■ **What you are asked to do**:
In how many lines of the listing below does the word "title" occur? Say only the number.

========================

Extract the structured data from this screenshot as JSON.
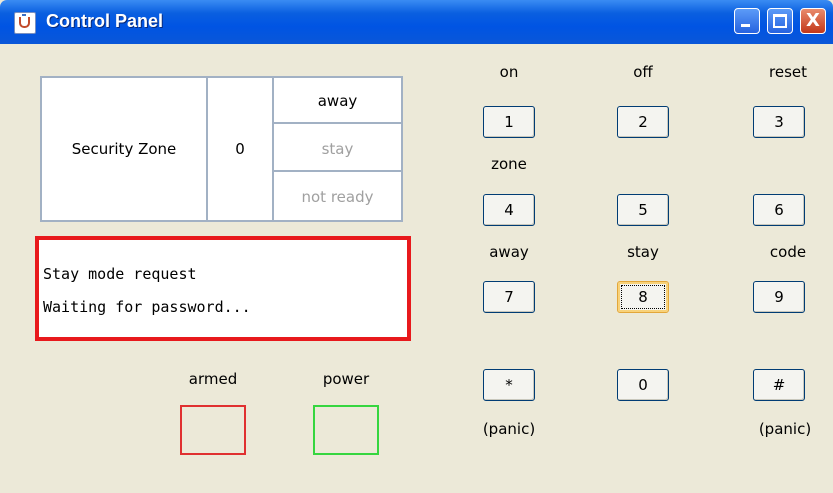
{
  "window": {
    "title": "Control Panel",
    "controls": [
      "minimize",
      "maximize",
      "close"
    ],
    "close_glyph": "X"
  },
  "zone": {
    "label": "Security Zone",
    "value": "0",
    "modes": [
      {
        "label": "away",
        "active": true
      },
      {
        "label": "stay",
        "active": false
      },
      {
        "label": "not ready",
        "active": false
      }
    ]
  },
  "display": {
    "line1": "Stay mode request",
    "line2": "Waiting for password...",
    "border_color": "#E8191C"
  },
  "indicators": {
    "armed": {
      "label": "armed",
      "color": "#E03030"
    },
    "power": {
      "label": "power",
      "color": "#36D63F"
    }
  },
  "keypad": {
    "labels": {
      "on": "on",
      "off": "off",
      "reset": "reset",
      "zone": "zone",
      "away": "away",
      "stay": "stay",
      "code": "code",
      "panic_left": "(panic)",
      "panic_right": "(panic)"
    },
    "keys": {
      "k1": "1",
      "k2": "2",
      "k3": "3",
      "k4": "4",
      "k5": "5",
      "k6": "6",
      "k7": "7",
      "k8": "8",
      "k9": "9",
      "star": "*",
      "k0": "0",
      "hash": "#"
    },
    "focused_key": "8"
  }
}
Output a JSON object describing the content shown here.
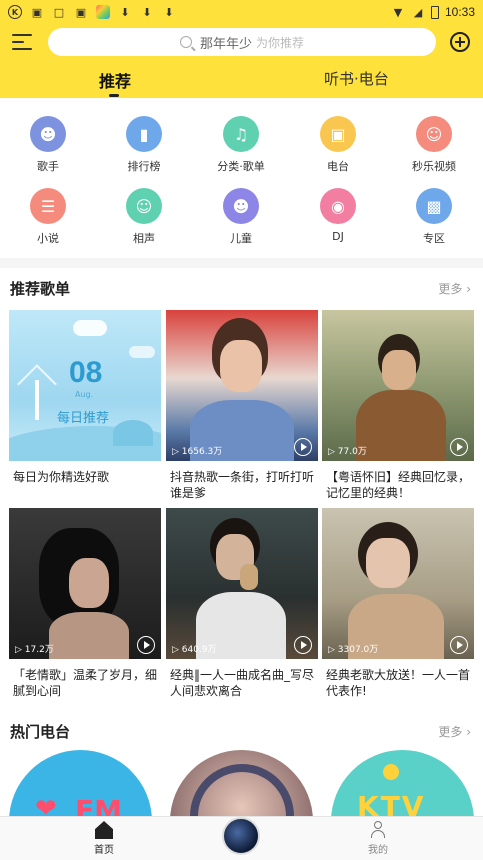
{
  "status_bar": {
    "time": "10:33",
    "left_icons": [
      "k-app-icon",
      "bag-icon",
      "bag-outline-icon",
      "bag-icon-2",
      "photo-app-icon",
      "download-icon",
      "download-icon",
      "download-icon"
    ],
    "right_icons": [
      "wifi-icon",
      "signal-icon",
      "battery-icon"
    ]
  },
  "header": {
    "search_placeholder_main": "那年年少",
    "search_placeholder_sub": "为你推荐",
    "tabs": [
      {
        "label": "推荐",
        "active": true
      },
      {
        "label": "听书·电台",
        "active": false
      }
    ],
    "accent_color": "#ffe13b"
  },
  "grid": [
    {
      "label": "歌手",
      "icon": "singer-icon",
      "color": "#7d93e0"
    },
    {
      "label": "排行榜",
      "icon": "chart-icon",
      "color": "#6fa8ea"
    },
    {
      "label": "分类·歌单",
      "icon": "playlist-icon",
      "color": "#5fd1b0"
    },
    {
      "label": "电台",
      "icon": "radio-icon",
      "color": "#f9c74f"
    },
    {
      "label": "秒乐视频",
      "icon": "video-face-icon",
      "color": "#f48b7c"
    },
    {
      "label": "小说",
      "icon": "novel-icon",
      "color": "#f48b7c"
    },
    {
      "label": "相声",
      "icon": "crosstalk-icon",
      "color": "#5fd1b0"
    },
    {
      "label": "儿童",
      "icon": "kids-icon",
      "color": "#8d86e6"
    },
    {
      "label": "DJ",
      "icon": "dj-disc-icon",
      "color": "#f27fa1"
    },
    {
      "label": "专区",
      "icon": "zone-icon",
      "color": "#6fa8ea"
    }
  ],
  "recommend": {
    "title": "推荐歌单",
    "more": "更多",
    "daily": {
      "day": "08",
      "month": "Aug.",
      "label": "每日推荐"
    },
    "cards": [
      {
        "title": "每日为你精选好歌",
        "count": ""
      },
      {
        "title": "抖音热歌一条街，打听打听谁是爹",
        "count": "1656.3万"
      },
      {
        "title": "【粤语怀旧】经典回忆录，记忆里的经典！",
        "count": "77.0万"
      },
      {
        "title": "「老情歌」温柔了岁月，细腻到心间",
        "count": "17.2万"
      },
      {
        "title": "经典‖一人一曲成名曲_写尽人间悲欢离合",
        "count": "640.9万"
      },
      {
        "title": "经典老歌大放送！一人一首代表作!",
        "count": "3307.0万"
      }
    ]
  },
  "hot_radio": {
    "title": "热门电台",
    "more": "更多",
    "items": [
      {
        "badge": "FM"
      },
      {
        "badge": ""
      },
      {
        "badge": "KTV"
      }
    ]
  },
  "bottom_nav": {
    "home": "首页",
    "mine": "我的"
  }
}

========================

■ **Reply to the exercise**:
9